Amanda Y. H. Lim, Ian Z. W. Chan*, L. R. Carrasco, Peter A. Todd*

*Corresponding author:

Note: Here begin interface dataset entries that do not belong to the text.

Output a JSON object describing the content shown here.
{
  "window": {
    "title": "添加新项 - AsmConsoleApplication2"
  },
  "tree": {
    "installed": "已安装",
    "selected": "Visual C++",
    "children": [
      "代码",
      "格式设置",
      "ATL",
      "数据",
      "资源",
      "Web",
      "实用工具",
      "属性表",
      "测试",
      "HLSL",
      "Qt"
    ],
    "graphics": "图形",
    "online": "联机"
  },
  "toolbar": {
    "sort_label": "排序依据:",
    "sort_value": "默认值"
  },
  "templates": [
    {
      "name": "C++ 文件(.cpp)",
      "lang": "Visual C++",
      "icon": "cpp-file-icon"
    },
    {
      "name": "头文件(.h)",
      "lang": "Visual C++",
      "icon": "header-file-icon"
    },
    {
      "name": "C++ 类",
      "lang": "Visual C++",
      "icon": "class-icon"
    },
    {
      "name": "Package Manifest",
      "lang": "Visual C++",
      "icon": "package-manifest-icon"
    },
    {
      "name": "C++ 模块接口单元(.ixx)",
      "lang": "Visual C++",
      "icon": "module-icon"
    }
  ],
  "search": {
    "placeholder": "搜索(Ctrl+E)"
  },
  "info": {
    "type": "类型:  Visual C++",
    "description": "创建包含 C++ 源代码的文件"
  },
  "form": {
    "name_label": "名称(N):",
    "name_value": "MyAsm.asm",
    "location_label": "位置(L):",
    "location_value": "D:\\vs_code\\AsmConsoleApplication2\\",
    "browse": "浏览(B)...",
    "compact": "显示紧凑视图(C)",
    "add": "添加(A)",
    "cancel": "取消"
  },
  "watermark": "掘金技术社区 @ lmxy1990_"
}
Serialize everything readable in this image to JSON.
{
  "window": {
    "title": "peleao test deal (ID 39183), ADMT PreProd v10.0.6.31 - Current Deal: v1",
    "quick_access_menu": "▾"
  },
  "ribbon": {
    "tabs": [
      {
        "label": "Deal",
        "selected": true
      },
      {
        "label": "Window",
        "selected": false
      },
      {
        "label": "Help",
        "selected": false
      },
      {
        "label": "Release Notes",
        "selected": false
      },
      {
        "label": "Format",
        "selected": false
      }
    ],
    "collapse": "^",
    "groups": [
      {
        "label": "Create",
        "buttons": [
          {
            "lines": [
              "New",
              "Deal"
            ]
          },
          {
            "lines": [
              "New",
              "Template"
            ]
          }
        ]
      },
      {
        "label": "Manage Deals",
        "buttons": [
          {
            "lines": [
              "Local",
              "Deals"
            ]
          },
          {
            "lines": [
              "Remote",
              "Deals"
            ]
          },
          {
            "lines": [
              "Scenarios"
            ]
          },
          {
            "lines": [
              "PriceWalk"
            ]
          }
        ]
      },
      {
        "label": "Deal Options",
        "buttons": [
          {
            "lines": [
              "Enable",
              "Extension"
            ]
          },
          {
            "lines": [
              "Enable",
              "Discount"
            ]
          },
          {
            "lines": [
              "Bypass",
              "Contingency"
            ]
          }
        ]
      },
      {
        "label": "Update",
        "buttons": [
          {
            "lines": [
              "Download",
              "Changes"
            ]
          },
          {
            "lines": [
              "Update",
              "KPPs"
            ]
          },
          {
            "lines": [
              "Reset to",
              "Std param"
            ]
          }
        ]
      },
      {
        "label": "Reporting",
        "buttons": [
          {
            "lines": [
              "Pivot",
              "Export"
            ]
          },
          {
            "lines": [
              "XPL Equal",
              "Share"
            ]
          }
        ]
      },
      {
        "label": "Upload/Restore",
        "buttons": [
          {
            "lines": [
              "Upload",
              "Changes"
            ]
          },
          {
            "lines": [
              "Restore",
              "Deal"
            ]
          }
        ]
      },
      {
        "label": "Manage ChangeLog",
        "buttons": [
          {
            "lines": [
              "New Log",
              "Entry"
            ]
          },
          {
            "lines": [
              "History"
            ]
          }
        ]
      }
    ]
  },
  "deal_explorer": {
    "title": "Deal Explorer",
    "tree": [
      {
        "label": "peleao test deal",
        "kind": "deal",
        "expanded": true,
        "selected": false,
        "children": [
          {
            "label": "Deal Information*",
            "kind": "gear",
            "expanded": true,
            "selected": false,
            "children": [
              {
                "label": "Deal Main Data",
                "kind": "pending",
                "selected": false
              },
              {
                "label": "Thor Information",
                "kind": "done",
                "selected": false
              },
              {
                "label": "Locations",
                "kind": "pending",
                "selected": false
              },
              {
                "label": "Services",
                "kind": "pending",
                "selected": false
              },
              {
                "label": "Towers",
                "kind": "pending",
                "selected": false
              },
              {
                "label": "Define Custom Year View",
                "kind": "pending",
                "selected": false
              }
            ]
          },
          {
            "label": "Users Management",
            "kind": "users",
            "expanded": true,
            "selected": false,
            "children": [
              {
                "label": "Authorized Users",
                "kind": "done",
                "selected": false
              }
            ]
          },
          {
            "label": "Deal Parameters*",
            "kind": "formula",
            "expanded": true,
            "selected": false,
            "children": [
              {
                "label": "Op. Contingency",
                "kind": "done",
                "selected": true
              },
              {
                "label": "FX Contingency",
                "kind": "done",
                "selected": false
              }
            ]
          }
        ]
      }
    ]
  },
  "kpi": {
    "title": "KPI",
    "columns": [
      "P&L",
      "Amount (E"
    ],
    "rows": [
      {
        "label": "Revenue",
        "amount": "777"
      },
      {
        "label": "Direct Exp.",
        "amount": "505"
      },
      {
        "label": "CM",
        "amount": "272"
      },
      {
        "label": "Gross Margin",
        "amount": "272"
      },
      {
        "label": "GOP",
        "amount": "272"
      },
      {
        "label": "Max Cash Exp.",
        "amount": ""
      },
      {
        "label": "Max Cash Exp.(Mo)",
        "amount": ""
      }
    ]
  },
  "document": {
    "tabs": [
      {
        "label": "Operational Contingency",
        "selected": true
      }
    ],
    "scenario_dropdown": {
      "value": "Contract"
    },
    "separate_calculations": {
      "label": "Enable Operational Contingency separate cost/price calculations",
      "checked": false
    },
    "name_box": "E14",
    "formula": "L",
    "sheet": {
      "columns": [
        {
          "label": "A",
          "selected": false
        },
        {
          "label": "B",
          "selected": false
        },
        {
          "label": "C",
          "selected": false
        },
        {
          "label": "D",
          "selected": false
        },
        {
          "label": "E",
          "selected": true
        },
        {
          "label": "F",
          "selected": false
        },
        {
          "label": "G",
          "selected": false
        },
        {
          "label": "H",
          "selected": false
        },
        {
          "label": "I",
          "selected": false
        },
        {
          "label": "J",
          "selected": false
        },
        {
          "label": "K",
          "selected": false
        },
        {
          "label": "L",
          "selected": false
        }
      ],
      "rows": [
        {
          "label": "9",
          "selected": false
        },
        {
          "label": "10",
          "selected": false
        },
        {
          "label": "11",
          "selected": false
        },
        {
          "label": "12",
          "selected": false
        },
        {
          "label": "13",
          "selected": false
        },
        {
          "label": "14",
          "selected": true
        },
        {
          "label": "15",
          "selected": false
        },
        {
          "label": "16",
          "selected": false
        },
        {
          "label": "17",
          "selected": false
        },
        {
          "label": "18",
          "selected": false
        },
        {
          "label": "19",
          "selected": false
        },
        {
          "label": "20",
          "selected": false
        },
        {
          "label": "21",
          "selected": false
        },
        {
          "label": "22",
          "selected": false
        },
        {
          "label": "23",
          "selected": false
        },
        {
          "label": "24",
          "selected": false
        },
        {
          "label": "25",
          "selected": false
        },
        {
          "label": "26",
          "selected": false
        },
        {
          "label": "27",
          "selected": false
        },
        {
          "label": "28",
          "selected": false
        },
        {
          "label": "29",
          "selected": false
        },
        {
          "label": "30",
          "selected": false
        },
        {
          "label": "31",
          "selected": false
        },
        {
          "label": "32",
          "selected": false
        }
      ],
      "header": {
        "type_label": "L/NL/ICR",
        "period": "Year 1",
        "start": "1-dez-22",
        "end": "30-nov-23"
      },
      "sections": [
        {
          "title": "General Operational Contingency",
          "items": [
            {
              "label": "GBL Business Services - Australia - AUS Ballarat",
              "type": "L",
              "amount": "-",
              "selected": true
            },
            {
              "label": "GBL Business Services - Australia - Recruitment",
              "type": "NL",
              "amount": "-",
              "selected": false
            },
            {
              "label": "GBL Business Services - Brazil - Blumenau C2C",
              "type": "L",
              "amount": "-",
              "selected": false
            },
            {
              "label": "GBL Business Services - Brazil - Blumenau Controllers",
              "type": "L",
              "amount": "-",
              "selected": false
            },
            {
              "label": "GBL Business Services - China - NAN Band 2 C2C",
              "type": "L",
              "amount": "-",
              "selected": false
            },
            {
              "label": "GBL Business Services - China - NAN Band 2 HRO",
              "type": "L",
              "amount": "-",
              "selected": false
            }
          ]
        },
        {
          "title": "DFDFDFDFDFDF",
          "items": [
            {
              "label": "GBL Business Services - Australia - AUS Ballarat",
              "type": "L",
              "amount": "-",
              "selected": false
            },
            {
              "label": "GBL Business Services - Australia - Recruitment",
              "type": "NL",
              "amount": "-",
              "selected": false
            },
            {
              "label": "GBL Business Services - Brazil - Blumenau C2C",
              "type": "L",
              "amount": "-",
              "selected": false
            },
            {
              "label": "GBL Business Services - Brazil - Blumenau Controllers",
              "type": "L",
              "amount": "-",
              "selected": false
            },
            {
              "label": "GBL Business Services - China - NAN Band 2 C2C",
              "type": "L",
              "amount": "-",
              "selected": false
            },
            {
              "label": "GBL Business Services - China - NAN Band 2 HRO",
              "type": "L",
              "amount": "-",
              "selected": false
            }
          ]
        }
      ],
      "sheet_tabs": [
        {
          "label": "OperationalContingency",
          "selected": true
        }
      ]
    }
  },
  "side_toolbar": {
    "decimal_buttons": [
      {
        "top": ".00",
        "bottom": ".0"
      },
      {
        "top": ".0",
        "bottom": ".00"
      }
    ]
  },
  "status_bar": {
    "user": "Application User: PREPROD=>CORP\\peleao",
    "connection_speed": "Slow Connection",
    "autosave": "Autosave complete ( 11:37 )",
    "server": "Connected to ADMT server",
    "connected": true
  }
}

ABSTRACT: The importance of chromatic and achromatic cues in aposematism is well established, but in situ experiments investigating their comparative roles within a single warning signal remain rare. In a predation experiment, we examined their relative importance in pink warty sea cucumbers Cercodemas anceps Selenka, 1867 by asking: (1) Do chromatic and achromatic cues have significant effects on attack rate? (2) Are their effects independent? (3) Does one have more influence on attack rate than the other? Utilising a multispectral imaging-based technique, we fabricated four types of clay models based on the hues, chroma and luminance levels of the animals and the background. Models were deployed in sets of four at two sites (n = 65) for three days and the number of imprints from predation attempts recorded. A generalised linear mixed model analysis showed that both types of cues had significant but independent effects on attack rates and that chromatic cues had a greater effect compared to achromatic ones. This study, the first manipulative investigation into holothurian aposematism, demonstrates the potential for chromatic and achromatic cues to play distinct roles in animal signalling, and highlights the importance of accurate experimental models.